Content starts
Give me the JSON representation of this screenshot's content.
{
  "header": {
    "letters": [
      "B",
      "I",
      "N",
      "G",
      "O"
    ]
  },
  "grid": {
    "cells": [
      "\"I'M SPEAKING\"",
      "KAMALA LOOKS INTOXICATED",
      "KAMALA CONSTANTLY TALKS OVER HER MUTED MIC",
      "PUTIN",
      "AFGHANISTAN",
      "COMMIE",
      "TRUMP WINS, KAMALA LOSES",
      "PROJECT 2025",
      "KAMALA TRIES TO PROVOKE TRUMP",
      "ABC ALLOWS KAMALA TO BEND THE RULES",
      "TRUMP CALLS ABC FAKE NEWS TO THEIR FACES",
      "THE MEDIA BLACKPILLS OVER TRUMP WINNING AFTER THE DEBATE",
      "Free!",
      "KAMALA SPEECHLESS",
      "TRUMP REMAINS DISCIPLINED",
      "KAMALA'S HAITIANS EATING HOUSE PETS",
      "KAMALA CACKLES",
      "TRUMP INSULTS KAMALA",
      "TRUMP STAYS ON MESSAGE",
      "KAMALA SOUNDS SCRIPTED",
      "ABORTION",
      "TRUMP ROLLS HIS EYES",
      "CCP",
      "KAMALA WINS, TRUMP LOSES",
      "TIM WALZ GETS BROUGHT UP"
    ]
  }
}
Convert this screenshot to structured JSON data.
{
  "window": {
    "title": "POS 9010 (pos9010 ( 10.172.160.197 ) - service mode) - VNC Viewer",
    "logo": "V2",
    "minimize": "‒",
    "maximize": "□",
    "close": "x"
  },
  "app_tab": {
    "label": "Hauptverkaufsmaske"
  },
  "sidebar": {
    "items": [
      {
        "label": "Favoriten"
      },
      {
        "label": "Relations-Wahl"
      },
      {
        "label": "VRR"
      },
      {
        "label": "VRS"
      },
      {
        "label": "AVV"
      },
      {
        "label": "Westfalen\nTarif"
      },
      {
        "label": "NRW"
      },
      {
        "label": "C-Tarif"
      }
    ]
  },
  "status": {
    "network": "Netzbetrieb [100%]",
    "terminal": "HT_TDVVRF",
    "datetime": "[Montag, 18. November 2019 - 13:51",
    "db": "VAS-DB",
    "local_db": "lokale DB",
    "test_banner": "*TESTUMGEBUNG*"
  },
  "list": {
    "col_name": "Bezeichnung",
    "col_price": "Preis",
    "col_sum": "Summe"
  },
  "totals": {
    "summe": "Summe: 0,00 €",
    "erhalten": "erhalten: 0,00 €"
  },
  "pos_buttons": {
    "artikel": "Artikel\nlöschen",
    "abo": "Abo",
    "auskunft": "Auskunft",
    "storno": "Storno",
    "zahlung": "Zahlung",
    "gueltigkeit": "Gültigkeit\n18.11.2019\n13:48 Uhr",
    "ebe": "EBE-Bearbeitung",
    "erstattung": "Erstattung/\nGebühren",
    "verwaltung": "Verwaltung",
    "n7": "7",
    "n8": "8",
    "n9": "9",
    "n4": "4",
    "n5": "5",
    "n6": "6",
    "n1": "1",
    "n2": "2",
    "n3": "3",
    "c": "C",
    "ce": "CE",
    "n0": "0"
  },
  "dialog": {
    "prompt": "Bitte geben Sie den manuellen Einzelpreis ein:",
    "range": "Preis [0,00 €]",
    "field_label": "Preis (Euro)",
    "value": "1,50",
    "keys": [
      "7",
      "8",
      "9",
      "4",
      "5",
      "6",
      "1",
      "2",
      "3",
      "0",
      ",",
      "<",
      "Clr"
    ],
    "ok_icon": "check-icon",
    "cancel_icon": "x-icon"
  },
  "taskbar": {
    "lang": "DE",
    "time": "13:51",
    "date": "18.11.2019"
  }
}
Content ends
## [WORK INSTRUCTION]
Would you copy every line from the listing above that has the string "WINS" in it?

## [RESPONSE BOX]
      "TRUMP WINS, KAMALA LOSES",
      "KAMALA WINS, TRUMP LOSES",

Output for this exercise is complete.